WORK REQUEST — Repeat the entries below in full, with every character unchanged.

RECORDS SHOWN: Begin

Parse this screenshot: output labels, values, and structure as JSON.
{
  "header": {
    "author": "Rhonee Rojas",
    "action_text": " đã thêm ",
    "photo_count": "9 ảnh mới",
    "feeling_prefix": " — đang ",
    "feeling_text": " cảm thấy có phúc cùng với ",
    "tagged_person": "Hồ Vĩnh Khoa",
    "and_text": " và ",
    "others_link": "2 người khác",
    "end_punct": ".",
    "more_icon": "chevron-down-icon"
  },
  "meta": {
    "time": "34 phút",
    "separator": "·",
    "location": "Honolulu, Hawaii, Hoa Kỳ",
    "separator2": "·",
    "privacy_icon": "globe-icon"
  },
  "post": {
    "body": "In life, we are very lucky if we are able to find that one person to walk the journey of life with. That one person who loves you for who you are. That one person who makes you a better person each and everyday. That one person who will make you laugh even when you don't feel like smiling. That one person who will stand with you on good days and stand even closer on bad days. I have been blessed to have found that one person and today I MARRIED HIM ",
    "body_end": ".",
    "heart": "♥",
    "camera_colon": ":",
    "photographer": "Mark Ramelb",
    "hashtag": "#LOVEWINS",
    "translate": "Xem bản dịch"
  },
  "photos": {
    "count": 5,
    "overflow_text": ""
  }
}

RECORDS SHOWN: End

WORKED SOLUTION —
Parse this screenshot: output labels, values, and structure as JSON.
{
  "header": {
    "author": "Rhonee Rojas",
    "action_text": " đã thêm ",
    "photo_count": "9 ảnh mới",
    "feeling_prefix": " — đang ",
    "feeling_text": " cảm thấy có phúc cùng với ",
    "tagged_person": "Hồ Vĩnh Khoa",
    "and_text": " và ",
    "others_link": "2 người khác",
    "end_punct": ".",
    "more_icon": "chevron-down-icon"
  },
  "meta": {
    "time": "34 phút",
    "separator": "·",
    "location": "Honolulu, Hawaii, Hoa Kỳ",
    "separator2": "·",
    "privacy_icon": "globe-icon"
  },
  "post": {
    "body": "In life, we are very lucky if we are able to find that one person to walk the journey of life with. That one person who loves you for who you are. That one person who makes you a better person each and everyday. That one person who will make you laugh even when you don't feel like smiling. That one person who will stand with you on good days and stand even closer on bad days. I have been blessed to have found that one person and today I MARRIED HIM ",
    "body_end": ".",
    "heart": "♥",
    "camera_colon": ":",
    "photographer": "Mark Ramelb",
    "hashtag": "#LOVEWINS",
    "translate": "Xem bản dịch"
  },
  "photos": {
    "count": 5,
    "overflow_text": ""
  }
}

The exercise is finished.